Exercise goal: Find how many lines of the records hold the string "Displacement" and reply with only that total.

Records from a data collection:
Start of Block
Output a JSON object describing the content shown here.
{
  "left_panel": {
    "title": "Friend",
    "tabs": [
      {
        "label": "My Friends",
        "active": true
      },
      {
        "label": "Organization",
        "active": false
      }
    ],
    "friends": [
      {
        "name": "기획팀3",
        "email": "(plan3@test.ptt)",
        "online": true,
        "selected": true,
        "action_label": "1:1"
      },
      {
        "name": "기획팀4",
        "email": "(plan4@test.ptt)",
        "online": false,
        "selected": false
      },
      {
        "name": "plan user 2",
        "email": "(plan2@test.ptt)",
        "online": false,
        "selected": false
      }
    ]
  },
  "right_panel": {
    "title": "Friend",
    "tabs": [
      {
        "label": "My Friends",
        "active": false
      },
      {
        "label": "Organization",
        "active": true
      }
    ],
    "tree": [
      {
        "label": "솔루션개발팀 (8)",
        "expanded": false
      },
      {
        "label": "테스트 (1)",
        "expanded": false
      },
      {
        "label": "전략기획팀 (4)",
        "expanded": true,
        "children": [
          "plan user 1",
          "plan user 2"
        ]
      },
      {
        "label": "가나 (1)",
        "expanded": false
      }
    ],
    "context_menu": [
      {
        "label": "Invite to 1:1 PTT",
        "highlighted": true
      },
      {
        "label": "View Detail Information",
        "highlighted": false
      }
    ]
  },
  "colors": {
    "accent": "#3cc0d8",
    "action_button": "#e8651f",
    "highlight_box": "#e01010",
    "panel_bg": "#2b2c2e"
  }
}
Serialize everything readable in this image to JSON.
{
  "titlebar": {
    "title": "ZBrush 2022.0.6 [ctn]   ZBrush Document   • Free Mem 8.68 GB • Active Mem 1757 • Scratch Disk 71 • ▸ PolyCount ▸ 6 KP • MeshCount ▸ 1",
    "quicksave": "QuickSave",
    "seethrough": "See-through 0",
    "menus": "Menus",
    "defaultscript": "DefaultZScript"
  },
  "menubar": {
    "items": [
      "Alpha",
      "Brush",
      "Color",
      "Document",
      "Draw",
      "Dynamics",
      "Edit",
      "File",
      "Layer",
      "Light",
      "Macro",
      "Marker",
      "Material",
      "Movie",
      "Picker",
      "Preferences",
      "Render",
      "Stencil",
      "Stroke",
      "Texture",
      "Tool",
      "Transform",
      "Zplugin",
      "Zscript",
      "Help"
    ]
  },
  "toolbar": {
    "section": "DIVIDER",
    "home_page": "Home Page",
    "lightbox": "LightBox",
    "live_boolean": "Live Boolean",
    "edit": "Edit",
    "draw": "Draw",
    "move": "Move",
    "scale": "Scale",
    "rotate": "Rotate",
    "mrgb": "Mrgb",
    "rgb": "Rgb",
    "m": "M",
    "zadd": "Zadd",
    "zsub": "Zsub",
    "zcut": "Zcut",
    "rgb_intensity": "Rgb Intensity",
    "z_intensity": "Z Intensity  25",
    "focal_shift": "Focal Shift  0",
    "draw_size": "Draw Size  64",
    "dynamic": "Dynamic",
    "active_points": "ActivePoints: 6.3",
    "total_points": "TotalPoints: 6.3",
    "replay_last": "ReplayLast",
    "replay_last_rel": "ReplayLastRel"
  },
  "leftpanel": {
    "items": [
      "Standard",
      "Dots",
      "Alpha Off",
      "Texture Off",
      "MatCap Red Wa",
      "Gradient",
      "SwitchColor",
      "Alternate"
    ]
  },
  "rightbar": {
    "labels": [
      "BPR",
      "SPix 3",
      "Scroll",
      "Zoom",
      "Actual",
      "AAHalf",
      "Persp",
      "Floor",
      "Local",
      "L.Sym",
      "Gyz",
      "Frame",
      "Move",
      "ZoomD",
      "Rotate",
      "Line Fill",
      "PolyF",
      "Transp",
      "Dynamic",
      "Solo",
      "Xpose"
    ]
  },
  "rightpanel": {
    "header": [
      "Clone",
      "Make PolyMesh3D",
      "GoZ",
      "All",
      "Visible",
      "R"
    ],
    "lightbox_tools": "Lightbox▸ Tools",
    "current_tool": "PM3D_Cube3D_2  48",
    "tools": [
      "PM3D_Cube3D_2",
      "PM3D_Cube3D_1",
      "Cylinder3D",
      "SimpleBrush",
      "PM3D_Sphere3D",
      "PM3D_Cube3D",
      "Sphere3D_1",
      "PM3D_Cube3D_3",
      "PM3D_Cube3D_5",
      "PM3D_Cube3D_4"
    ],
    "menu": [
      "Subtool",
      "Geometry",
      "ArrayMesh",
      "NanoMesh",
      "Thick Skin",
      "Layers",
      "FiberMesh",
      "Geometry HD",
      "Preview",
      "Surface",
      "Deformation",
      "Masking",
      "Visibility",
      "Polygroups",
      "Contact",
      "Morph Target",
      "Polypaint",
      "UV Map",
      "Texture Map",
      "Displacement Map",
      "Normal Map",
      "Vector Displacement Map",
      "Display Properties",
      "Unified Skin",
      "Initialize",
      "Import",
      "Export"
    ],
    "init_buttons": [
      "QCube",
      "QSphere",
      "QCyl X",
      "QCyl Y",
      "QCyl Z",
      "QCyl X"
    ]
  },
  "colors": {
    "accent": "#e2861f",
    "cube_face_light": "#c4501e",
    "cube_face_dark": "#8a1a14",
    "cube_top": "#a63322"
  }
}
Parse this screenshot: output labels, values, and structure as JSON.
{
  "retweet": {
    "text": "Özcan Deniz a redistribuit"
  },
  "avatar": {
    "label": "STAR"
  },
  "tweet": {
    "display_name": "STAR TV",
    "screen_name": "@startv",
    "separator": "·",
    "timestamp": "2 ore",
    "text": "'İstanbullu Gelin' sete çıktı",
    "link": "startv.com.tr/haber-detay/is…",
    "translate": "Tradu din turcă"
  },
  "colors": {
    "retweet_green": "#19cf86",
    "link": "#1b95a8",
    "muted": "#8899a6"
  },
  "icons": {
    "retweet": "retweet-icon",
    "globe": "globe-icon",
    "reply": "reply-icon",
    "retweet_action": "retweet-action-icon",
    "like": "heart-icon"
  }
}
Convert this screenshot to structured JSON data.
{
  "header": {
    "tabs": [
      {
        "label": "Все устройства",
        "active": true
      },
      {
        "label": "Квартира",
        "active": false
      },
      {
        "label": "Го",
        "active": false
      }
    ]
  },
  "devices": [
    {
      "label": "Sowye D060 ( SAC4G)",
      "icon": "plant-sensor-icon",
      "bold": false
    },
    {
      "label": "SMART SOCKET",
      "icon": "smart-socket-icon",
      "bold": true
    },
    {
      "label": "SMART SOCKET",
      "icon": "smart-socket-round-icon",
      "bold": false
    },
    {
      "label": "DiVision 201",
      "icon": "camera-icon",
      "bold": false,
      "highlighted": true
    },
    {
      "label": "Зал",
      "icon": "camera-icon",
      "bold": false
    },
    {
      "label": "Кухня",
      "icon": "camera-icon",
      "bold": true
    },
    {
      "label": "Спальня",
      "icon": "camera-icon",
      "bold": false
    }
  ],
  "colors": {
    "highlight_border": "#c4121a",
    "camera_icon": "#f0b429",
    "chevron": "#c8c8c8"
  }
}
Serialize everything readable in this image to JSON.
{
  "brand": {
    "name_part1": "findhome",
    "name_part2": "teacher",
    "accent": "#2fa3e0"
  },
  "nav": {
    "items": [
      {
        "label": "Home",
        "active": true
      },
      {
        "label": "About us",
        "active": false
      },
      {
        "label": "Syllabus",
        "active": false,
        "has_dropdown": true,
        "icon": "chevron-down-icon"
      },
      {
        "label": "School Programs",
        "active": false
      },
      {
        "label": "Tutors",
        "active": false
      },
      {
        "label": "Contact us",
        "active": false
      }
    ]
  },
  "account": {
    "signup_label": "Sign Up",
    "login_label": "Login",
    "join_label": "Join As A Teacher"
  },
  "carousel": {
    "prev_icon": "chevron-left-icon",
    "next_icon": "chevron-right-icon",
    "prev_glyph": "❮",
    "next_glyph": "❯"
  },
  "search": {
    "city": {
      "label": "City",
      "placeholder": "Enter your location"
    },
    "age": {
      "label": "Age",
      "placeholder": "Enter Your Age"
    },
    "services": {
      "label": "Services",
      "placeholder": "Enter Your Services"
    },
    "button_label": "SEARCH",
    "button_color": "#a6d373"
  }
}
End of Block
The completed task: 2